Drama Camp was started by Magic Circle regular Cheryl Capshaw in 2001, said camp director Nancy Ballantyne, who got involved the following year.
“Everyone who works on plays here has a passion for the theater, and young actors also have a passion,” Ballantyne said. “This is a place they can find an outlet for that.”
But performers need audiences, and Ballantyne urges everyone to attend the free performances by young drama campers on June 18 and June 25 at 4 p.m. and 6 p.m., with a 7:30 p.m. performance by high school students on June 25.
Besides giving kids knowledge about playing roles, the Magic Circle Players have a vested interest in seeing young actors learn about how to behave as well as act during a production, Ballantyne said.
“We wanted to train young actors so that when we need them, they’re there,” she said. “And we have hard and fast rules about how to behave – they even have to sign a contract.”
Some of the drama camp kids could be cast for Oliver!, opening Sept. 3 as the first performance in the theater’s 51st season, she said, and many return to camp year after year.
Most little theater groups have no programs for children, Ballantyne said, and they don’t get a lot of roles because plays are not chosen on that basis. But there were roles for children in recent performances of My Fair Lady and Oklahoma!, which closes the theater’s 50th season next week.
The Magic Circle Players’ very first performance in 1959 was Green Grow the Lilacs, from which Oklahoma! was adapted. To commemorate the occasion of the first 25 years, Oklahoma! was performed in 1984 under the direction of Tricia Dickinson, who is also directing the current production.
The Magic Circle Players, started by former Chicago radio actress Bette Dustin Spiro, is one of the longest continuously performing troupes in the state. The troupe got a permanent home in 1974 with the construction of the Magic Circle Theater on South 12th Street.
The theater has been hugely successful over the years, and performances are often sold out before opening night.
The drama camp is also popular, with kids and parents lining up every mid-April for the 88 slots – and not all get in, Ballantyne said.
“I suspect it’s the kids who really want it most and who push their parents to get here early,” Ballantyne said.
But the play is the thing, and when the three groups of students start camp on June 14, for five straight days, from 9:45 a.m. to 2:30 p.m., they’ll be completely immersed in the world of the theater.
Drama camp kids are divided into groups of third through fifth graders, sixth through eight graders, and high school students, and they get right to work as soon as they get to the theater.
“On Monday is some teaching time and we have some kind of audition and get to know each other,” she said. “But by the noon hour we have cast the play, then get scripts and start costume fittings.”
On the second day, they learn to block the play and do a run-through.
“We go through and tell the actors where they are in the play at any given moment,” she said. “It’s intensive and time-consuming, but they learn the basics of all movements and position, so if you say, ‘up, left, center,’ they know where to go on the stage.”

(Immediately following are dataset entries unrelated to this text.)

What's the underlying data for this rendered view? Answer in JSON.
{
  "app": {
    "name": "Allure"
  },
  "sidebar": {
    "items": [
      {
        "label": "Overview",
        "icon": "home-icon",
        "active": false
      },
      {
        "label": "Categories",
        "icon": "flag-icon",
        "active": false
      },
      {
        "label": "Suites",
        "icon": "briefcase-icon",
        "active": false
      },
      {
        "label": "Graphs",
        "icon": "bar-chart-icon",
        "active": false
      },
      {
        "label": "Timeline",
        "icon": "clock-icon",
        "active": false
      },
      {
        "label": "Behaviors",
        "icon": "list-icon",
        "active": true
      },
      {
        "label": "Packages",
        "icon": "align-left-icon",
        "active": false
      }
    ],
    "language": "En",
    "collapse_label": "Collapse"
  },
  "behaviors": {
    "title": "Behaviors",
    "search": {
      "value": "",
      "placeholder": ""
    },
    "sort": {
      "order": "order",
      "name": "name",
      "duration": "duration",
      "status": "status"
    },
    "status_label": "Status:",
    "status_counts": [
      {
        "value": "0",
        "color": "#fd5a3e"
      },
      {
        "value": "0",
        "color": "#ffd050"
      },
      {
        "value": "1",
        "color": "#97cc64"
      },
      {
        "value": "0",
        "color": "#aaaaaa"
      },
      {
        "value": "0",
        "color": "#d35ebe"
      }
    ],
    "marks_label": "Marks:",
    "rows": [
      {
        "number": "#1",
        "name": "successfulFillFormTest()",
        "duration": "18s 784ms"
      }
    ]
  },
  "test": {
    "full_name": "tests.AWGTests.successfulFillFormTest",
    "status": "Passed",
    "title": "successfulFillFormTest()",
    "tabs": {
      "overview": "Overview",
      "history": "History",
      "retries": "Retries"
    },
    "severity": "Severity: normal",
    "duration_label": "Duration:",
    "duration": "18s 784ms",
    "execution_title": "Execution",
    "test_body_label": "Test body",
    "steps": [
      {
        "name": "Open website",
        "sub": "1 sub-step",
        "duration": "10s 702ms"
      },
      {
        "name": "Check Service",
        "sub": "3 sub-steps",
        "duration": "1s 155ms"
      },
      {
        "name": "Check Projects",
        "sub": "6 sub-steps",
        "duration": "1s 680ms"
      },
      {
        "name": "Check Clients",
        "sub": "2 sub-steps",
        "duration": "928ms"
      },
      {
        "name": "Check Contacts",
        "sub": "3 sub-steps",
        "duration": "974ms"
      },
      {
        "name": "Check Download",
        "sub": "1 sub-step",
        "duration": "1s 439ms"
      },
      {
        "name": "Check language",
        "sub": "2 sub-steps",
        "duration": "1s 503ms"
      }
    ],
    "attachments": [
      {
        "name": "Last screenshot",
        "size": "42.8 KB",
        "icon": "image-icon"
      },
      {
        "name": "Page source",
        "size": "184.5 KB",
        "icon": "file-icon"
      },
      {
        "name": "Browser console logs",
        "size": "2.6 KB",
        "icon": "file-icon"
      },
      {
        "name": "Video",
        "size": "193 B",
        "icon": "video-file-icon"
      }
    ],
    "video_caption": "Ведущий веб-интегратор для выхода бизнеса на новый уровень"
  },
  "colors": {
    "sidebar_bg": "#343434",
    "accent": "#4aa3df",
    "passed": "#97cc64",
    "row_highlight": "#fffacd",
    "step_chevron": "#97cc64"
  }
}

Wednesday is for character development, and by the afternoon, the actors are “out of books” and have memorized their lines, Ballantyne said. Thursday means more rehearsals, finalizing costumes and props, and when the young actors arrive at the theater at 1 p.m. before Friday’s performance, they’re ready for costumes and makeup while stage crews check sound and lighting.
“It’s very fast and extremely intense, but I live for drama camp,” Ballantyne said.
The third-fifth graders will perform Sungura’s Feast, which Ballantyne adopted from a folk tale about a trickster hare, and the sixth-eighth graders will perform Bad Read at Clearwater, an original play by Ballantyne about outlaws trying to take over a small town.
The high school students will spend their week preparing an audition piece, either in duos or monologues, which they will perform on stage after a week of rehearsals.
Ballantyne says she hopes people in the community will come out to see the kids perform and witness the passion for theater they bring to the stage.
“It’s pure theater, with no egos, just bringing a play to life on the stage and wowing the audience on Friday night,” she said.